Here it is, the second week of April, and it’s snowing! Not much. Just enough to remind us that, no matter how much we think we are prepared for what comes next, we probably aren’t quite.
Passover finished just a few days ago, and Jews are counting the days of the Omer, the days from Passover to Shavuot, which Christians know as Pentecost. For Jews it is the time between the escape or deliverance from slavery in Mitzrayim, Egypt, the “Narrow Place,” and the revelation of Torah at Sinai. For Christians, it is the time between the Resurrection and the outpouring of the Holy Spirit. Pagans are now between Ostara, the Vernal Equinox, and Beltane, May Day, the first day of traditional summer in the northern hemisphere.
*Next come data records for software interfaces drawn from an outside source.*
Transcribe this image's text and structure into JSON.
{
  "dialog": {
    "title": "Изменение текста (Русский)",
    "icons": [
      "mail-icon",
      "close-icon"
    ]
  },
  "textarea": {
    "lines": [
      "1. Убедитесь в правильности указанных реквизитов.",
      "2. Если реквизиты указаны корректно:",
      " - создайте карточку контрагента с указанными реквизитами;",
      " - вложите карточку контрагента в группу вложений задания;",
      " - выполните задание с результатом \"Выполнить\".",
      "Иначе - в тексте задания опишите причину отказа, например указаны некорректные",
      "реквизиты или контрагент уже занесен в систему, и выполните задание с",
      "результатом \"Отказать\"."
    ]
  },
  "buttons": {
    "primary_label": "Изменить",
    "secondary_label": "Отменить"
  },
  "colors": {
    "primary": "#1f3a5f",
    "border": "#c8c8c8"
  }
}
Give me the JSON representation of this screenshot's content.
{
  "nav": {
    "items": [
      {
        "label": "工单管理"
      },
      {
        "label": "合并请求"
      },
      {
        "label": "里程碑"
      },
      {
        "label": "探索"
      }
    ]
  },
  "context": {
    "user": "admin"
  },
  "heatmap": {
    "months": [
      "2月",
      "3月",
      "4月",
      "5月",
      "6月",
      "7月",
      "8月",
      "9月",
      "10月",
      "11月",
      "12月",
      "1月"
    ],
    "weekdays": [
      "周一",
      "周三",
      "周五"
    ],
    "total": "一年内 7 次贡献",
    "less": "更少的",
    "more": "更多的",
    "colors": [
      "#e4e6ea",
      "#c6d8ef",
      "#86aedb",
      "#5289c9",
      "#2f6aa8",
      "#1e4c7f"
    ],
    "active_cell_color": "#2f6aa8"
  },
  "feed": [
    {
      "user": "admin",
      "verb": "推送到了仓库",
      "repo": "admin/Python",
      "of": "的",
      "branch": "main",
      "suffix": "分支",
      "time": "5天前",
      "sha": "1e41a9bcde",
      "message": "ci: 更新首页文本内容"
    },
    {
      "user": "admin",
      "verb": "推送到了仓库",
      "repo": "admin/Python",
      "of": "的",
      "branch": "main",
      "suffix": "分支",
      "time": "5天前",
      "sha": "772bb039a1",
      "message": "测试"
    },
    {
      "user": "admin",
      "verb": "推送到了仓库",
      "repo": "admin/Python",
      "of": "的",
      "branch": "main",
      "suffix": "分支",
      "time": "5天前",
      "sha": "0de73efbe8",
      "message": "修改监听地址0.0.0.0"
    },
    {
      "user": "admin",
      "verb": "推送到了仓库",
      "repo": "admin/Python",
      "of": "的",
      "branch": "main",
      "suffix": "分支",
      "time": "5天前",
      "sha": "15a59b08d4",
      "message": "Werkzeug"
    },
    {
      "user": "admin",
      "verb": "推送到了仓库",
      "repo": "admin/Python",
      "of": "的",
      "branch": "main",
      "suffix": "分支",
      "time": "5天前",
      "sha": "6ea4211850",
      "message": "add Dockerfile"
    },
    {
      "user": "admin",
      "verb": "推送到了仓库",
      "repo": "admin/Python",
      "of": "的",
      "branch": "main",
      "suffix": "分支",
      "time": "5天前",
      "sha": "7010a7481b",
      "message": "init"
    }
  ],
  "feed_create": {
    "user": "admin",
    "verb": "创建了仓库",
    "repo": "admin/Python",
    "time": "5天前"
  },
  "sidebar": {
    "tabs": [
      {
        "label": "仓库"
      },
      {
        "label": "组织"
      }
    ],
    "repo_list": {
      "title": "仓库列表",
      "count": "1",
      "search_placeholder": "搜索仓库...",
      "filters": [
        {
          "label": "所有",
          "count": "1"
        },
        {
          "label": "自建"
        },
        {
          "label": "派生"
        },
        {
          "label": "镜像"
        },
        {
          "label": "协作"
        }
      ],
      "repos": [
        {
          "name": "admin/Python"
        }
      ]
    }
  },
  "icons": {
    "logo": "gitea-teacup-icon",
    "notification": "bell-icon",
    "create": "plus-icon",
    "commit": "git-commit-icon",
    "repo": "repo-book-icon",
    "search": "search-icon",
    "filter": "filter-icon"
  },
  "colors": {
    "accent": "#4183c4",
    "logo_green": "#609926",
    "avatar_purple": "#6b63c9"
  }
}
And here at our Fellowship, we have celebrated the Flower Service and shared our meaningful collected art, exploring ways both the natural world and worlds of human creation support our emotional and spiritual lives, our meaning making. We have completed our Pledge Drive and are working our way toward next year’s budget and our annual meeting in June.
Between now and then, our services will focus on support for Black Lives of Unitarian Universalism, Earth Day, Justice Sunday, Justice-Equity-Compassion, the Rev. Olympia Brown, who was the first fully ordained woman to serve a congregation as settled minister, the celebration of our religious education program and those who are bridging to adulthood, Rabbi Joe Blair and I will exchange pulpits, and, finally, we will study the First Principle of the Unitarian Universalist Association: The inherent worth and dignity of every person.
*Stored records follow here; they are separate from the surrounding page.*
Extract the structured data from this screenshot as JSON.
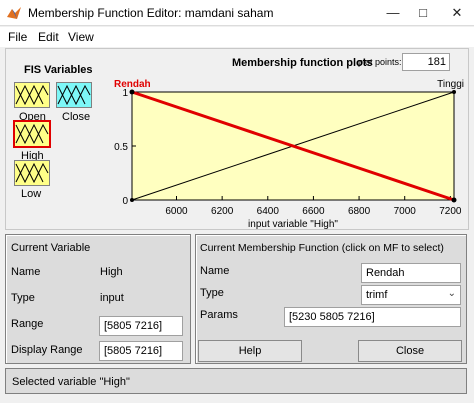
{
  "window": {
    "title": "Membership Function Editor: mamdani saham"
  },
  "menu": {
    "items": [
      "File",
      "Edit",
      "View"
    ]
  },
  "fis_variables": {
    "title": "FIS Variables",
    "items": [
      {
        "label": "Open",
        "color": "#ffff88"
      },
      {
        "label": "Close",
        "color": "#7df7f7"
      },
      {
        "label": "High",
        "color": "#ffff88",
        "selected": true
      },
      {
        "label": "Low",
        "color": "#ffff88"
      }
    ]
  },
  "plot": {
    "title": "Membership function plots",
    "plot_points_label": "plot points:",
    "plot_points_value": "181",
    "xlabel": "input variable \"High\"",
    "mf_labels": {
      "left": "Rendah",
      "right": "Tinggi"
    },
    "colors": {
      "background": "#ffffc0",
      "selected_mf": "#e00000",
      "other_mf": "#000000"
    }
  },
  "chart_data": {
    "type": "line",
    "xlabel": "input variable \"High\"",
    "xlim": [
      5805,
      7216
    ],
    "ylim": [
      0,
      1
    ],
    "x_ticks": [
      6000,
      6200,
      6400,
      6600,
      6800,
      7000,
      7200
    ],
    "y_ticks": [
      0,
      0.5,
      1
    ],
    "series": [
      {
        "name": "Rendah",
        "x": [
          5805,
          7216
        ],
        "y": [
          1,
          0
        ]
      },
      {
        "name": "Tinggi",
        "x": [
          5805,
          7216
        ],
        "y": [
          0,
          1
        ]
      }
    ]
  },
  "current_variable": {
    "title": "Current Variable",
    "name_label": "Name",
    "name_value": "High",
    "type_label": "Type",
    "type_value": "input",
    "range_label": "Range",
    "range_value": "[5805 7216]",
    "display_range_label": "Display Range",
    "display_range_value": "[5805 7216]"
  },
  "current_mf": {
    "title": "Current Membership Function (click on MF to select)",
    "name_label": "Name",
    "name_value": "Rendah",
    "type_label": "Type",
    "type_value": "trimf",
    "params_label": "Params",
    "params_value": "[5230 5805 7216]"
  },
  "buttons": {
    "help": "Help",
    "close": "Close"
  },
  "status": {
    "text": "Selected variable \"High\""
  }
}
The in-between times are vitally important. Life happens between the big events more than on those events. On May 13, Mother’s Day, we will officially welcome another group of new members, people who have found our congregation to be a place, a gathering, a people among whom they find common cause and a spiritual home. Life calls us on!
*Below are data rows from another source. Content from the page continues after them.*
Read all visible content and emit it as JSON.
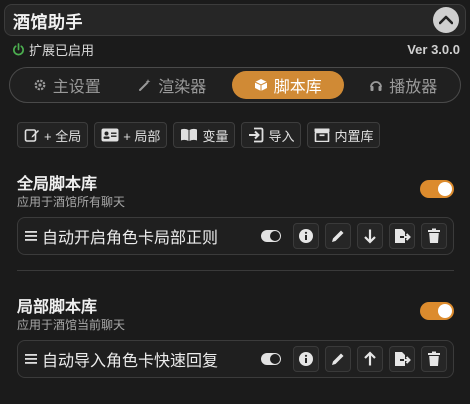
{
  "header": {
    "title": "酒馆助手"
  },
  "status": {
    "text": "扩展已启用",
    "version": "Ver 3.0.0"
  },
  "tabs": [
    {
      "label": "主设置",
      "icon": "gear-icon"
    },
    {
      "label": "渲染器",
      "icon": "magic-wand-icon"
    },
    {
      "label": "脚本库",
      "icon": "cube-icon"
    },
    {
      "label": "播放器",
      "icon": "headphones-icon"
    }
  ],
  "toolbar": {
    "global_add": "+ 全局",
    "local_add": "+ 局部",
    "variables": "变量",
    "import": "导入",
    "builtin": "内置库"
  },
  "global_section": {
    "title": "全局脚本库",
    "subtitle": "应用于酒馆所有聊天",
    "enabled": true,
    "scripts": [
      {
        "name": "自动开启角色卡局部正则",
        "enabled": true
      }
    ]
  },
  "local_section": {
    "title": "局部脚本库",
    "subtitle": "应用于酒馆当前聊天",
    "enabled": true,
    "scripts": [
      {
        "name": "自动导入角色卡快速回复",
        "enabled": true
      }
    ]
  },
  "colors": {
    "accent": "#d08a35",
    "status_green": "#4caf50"
  }
}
As I write, just yesterday we gathered at Birch Gardens to celebrate our friendship with Virginia Edwards and the beautiful music she shared with us over the years. She misses her practice and playing, as we do. Once again, we are reminded that our lives truly are interdependent, enriched and made fruitful through our interactions with and love for each other. We are more together than we are alone.
The words of a recent hymn, written by the Rev. Kendyl Gibbons, begin: “Here in reverence now we gather/ For the blessings we have known,/ With a pledge to one another/ That we journey not alone./ …/ Love calls us on.”
Peace and Blessings,